“That’s money not circulating in the community,” Ball said. “If you look at local Realtors, lenders, surveyors, appraisers, insurance agents — if you just start piling up all the things that directly relate to the sale of a home — it’s money not changing hands. And that affects anybody that sells goods or services. There’s less discretionary income.”

In terms of charting sales numbers, the last nine years shape a modified bell curve. Total residential sales in 2001 ended at 1,955. They climbed to 2,800 in 2005, but by 2009 had tumbled to 1,200 — significantly less than the number at the start of the decade, Ball said.

But turn over a troubling bell curve, and you get a smiley face. Ball and others see opportunity in that option.

Michael Halsey, an economic consultant and owner of Business Futures, said Santa Fe’s housing market has always been unsustainable, like an upside-down pyramid, and now there is a chance to right the foundation.

Everywhere else, communities build housing from the bottom up, with young or first-time buyers getting into less expensive homes and trading up as needed for more amenities or space. And there should be more less expensive homes being built than luxury properties.

Not so in Santa Fe, Halsey said, where the market for luxuries and second homes had long been driving the construction market. Craftsmen, builders, architects — and the labor they hired — were so busy with new high-end products, there was nothing else being built. The result was a small selection of homes for people living and working in Santa Fe who could not afford million-dollar and up houses.

“The community was supporting an industry that I felt was top-heavy as far as top-end products,” he said. “We are just now starting to fulfill the demand for entry-level housing, that hasn’t been met in past years.”

Halsey cited the more affordable new homes in Rancho Viejo as an example of how the market has adjusted. The houses are being constructed with basic finishes, but leave room for expansion and upgrades as families need them. The cost of new construction, Halsey said, has dropped in Santa Fe about 20 percent.

Sury, president of the Santa Fe Association of Realtors, said the homebuyer tax credit is already helping to expand the pyramid and is bringing out new buyers who, in the future, can trade up as their homes increase in value. A whole new generation of Santa Fe residents have a chance to get on the escalator of home appreciation, she said.

And though it’s been a slow year for sales, Sury said consumers are far more confident now than a year ago, when the stock market crashed and financial institutions were failing.

“At this time last year we were in a much worse situation than we are now. It was much bleaker. Consumers seem to have more confidence now,” she said.

Adding to the confidence is the fact that the federal tax credit for home purchases has been extended until mid-2010 and is also available to repeat buyers who want to move. In Santa Fe there are now plenty of affordable homes all over the city and not just in certain neighborhoods.

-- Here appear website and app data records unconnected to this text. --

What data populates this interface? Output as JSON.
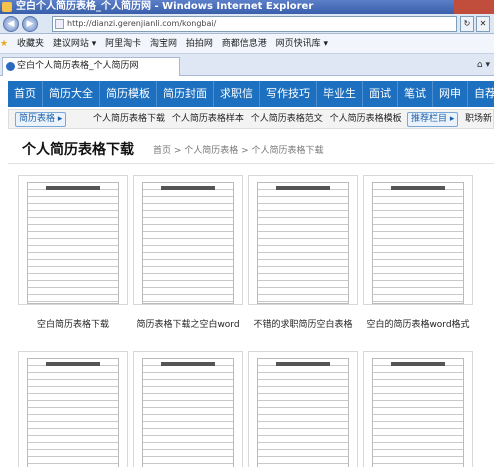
{
  "window": {
    "title": "空白个人简历表格_个人简历网 - Windows Internet Explorer"
  },
  "address": {
    "url": "http://dianzi.gerenjianli.com/kongbai/"
  },
  "favorites": {
    "label": "收藏夹",
    "items": [
      "建议网站 ▾",
      "阿里淘卡",
      "淘宝网",
      "拍拍网",
      "商都信息港",
      "网页快讯库 ▾"
    ]
  },
  "tab": {
    "title": "空白个人简历表格_个人简历网"
  },
  "mainnav": [
    "首页",
    "简历大全",
    "简历模板",
    "简历封面",
    "求职信",
    "写作技巧",
    "毕业生",
    "面试",
    "笔试",
    "网申",
    "自荐书"
  ],
  "subnav": {
    "left_button": "简历表格 ▸",
    "links": [
      "个人简历表格下载",
      "个人简历表格样本",
      "个人简历表格范文",
      "个人简历表格模板"
    ],
    "right_button": "推荐栏目 ▸",
    "right_text": "职场新"
  },
  "page": {
    "title": "个人简历表格下载",
    "breadcrumb": "首页 > 个人简历表格 > 个人简历表格下载"
  },
  "thumbs": [
    {
      "caption": "空白简历表格下载"
    },
    {
      "caption": "简历表格下载之空白word"
    },
    {
      "caption": "不错的求职简历空白表格"
    },
    {
      "caption": "空白的简历表格word格式"
    }
  ]
}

“Five years ago, we were seeing multiple offers and homes under contract in two or three days. Buyers had little or no power,” Ball said. “Now we’re seeing more balance on the lower end.”

There needs to be a solid year of sales and price gains before anyone can call an end to the housing recession. But people still want to move to Santa Fe, and many people already here want to move to a different house or change neighborhoods, he added.

“I cannot escape the attraction Santa Fe has for so many people, Ball said. “We’re going to warm up faster than other markets. I don’t know if we’re out of this thing or not, but there are promising signs.”

By Bruce Krasnow, The New Mexican

Posted: January 03, 2010